* Task brief *
Give the count of lines in the records below that contain "references", with no other words.

* Records to use *

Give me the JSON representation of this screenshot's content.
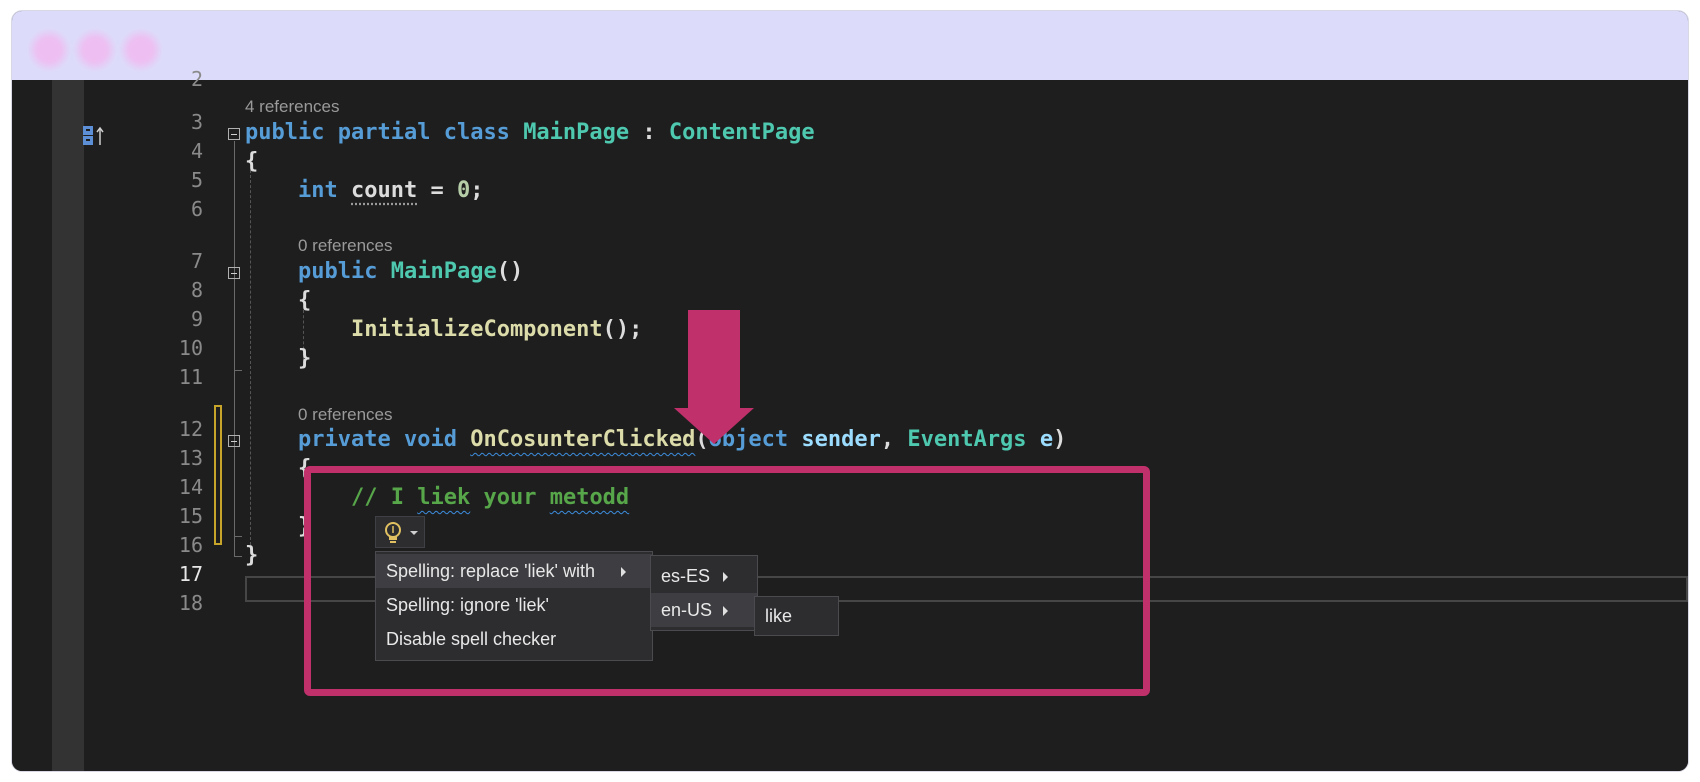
{
  "editor": {
    "line_numbers": [
      "2",
      "3",
      "4",
      "5",
      "6",
      "7",
      "8",
      "9",
      "10",
      "11",
      "12",
      "13",
      "14",
      "15",
      "16",
      "17",
      "18"
    ],
    "active_line": "17",
    "code_lens": {
      "class_refs": "4 references",
      "ctor_refs": "0 references",
      "method_refs": "0 references"
    },
    "code": {
      "l3_public": "public",
      "l3_partial": "partial",
      "l3_class": "class",
      "l3_name": "MainPage",
      "l3_colon": ":",
      "l3_base": "ContentPage",
      "l4": "{",
      "l5_type": "int",
      "l5_var": "count",
      "l5_rest": "= ",
      "l5_num": "0",
      "l5_end": ";",
      "l7_public": "public",
      "l7_name": "MainPage",
      "l7_parens": "()",
      "l8": "{",
      "l9_call": "InitializeComponent",
      "l9_rest": "();",
      "l10": "}",
      "l12_private": "private",
      "l12_void": "void",
      "l12_name": "OnCosunterClicked",
      "l12_open": "(",
      "l12_object": "object",
      "l12_sender": "sender",
      "l12_comma": ",",
      "l12_eventargs": "EventArgs",
      "l12_e": "e",
      "l12_close": ")",
      "l13": "{",
      "l14_comment_start": "// I ",
      "l14_liek": "liek",
      "l14_your": " your ",
      "l14_metodd": "metodd",
      "l15": "}",
      "l16": "}"
    }
  },
  "quick_actions": {
    "icon": "lightbulb-icon",
    "items": [
      {
        "label": "Spelling: replace 'liek' with",
        "has_submenu": true
      },
      {
        "label": "Spelling: ignore 'liek'",
        "has_submenu": false
      },
      {
        "label": "Disable spell checker",
        "has_submenu": false
      }
    ],
    "locales": [
      {
        "label": "es-ES"
      },
      {
        "label": "en-US"
      }
    ],
    "suggestions": [
      {
        "label": "like"
      }
    ]
  },
  "colors": {
    "highlight": "#c0306b",
    "titlebar": "#dcdcfa",
    "editor_bg": "#1e1e1e",
    "keyword": "#569cd6",
    "type": "#4ec9b0",
    "comment": "#57a64a"
  }
}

* Response to the task *
3